**YOUR ASSIGNMENT**. Output only the lines that run from the one with "Output a JSON" to the final line of the material, exactly as they are written.
Content starts
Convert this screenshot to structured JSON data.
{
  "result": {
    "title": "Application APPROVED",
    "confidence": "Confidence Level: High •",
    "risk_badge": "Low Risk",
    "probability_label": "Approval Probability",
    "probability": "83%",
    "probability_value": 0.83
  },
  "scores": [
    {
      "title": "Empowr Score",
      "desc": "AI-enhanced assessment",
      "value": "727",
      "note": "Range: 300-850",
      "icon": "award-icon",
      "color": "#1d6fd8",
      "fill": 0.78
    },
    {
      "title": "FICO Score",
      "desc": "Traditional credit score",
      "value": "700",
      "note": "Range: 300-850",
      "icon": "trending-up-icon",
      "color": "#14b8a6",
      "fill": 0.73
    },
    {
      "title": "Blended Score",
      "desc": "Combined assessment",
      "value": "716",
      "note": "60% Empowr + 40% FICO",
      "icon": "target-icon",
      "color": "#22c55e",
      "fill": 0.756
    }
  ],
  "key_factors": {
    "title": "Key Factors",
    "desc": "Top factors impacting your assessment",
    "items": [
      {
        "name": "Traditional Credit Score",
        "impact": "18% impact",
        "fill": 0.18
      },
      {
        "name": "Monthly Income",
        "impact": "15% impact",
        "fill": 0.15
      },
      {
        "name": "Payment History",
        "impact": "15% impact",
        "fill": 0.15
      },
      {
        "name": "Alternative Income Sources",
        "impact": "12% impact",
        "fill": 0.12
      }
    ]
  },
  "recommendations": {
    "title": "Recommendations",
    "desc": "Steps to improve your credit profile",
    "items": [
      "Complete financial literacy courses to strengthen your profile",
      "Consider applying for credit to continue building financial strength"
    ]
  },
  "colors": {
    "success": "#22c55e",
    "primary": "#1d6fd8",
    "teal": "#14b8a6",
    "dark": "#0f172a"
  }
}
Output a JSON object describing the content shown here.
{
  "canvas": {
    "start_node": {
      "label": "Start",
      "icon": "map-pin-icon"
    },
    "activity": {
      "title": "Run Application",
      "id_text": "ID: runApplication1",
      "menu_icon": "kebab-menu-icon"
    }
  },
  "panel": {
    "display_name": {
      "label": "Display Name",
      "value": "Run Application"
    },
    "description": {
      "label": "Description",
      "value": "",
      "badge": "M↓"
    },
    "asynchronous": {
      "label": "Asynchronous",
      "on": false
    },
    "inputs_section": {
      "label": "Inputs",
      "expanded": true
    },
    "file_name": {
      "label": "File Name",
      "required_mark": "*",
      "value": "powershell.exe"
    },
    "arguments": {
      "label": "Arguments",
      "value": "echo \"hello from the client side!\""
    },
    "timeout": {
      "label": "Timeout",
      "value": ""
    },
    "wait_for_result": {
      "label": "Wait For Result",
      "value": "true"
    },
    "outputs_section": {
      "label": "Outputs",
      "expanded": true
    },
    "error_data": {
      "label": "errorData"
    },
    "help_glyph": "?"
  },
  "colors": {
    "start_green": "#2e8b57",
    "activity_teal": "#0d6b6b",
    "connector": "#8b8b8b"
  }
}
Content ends
**COMPLETED EXERCISE**.
Output a JSON object describing the content shown here.
{
  "canvas": {
    "start_node": {
      "label": "Start",
      "icon": "map-pin-icon"
    },
    "activity": {
      "title": "Run Application",
      "id_text": "ID: runApplication1",
      "menu_icon": "kebab-menu-icon"
    }
  },
  "panel": {
    "display_name": {
      "label": "Display Name",
      "value": "Run Application"
    },
    "description": {
      "label": "Description",
      "value": "",
      "badge": "M↓"
    },
    "asynchronous": {
      "label": "Asynchronous",
      "on": false
    },
    "inputs_section": {
      "label": "Inputs",
      "expanded": true
    },
    "file_name": {
      "label": "File Name",
      "required_mark": "*",
      "value": "powershell.exe"
    },
    "arguments": {
      "label": "Arguments",
      "value": "echo \"hello from the client side!\""
    },
    "timeout": {
      "label": "Timeout",
      "value": ""
    },
    "wait_for_result": {
      "label": "Wait For Result",
      "value": "true"
    },
    "outputs_section": {
      "label": "Outputs",
      "expanded": true
    },
    "error_data": {
      "label": "errorData"
    },
    "help_glyph": "?"
  },
  "colors": {
    "start_green": "#2e8b57",
    "activity_teal": "#0d6b6b",
    "connector": "#8b8b8b"
  }
}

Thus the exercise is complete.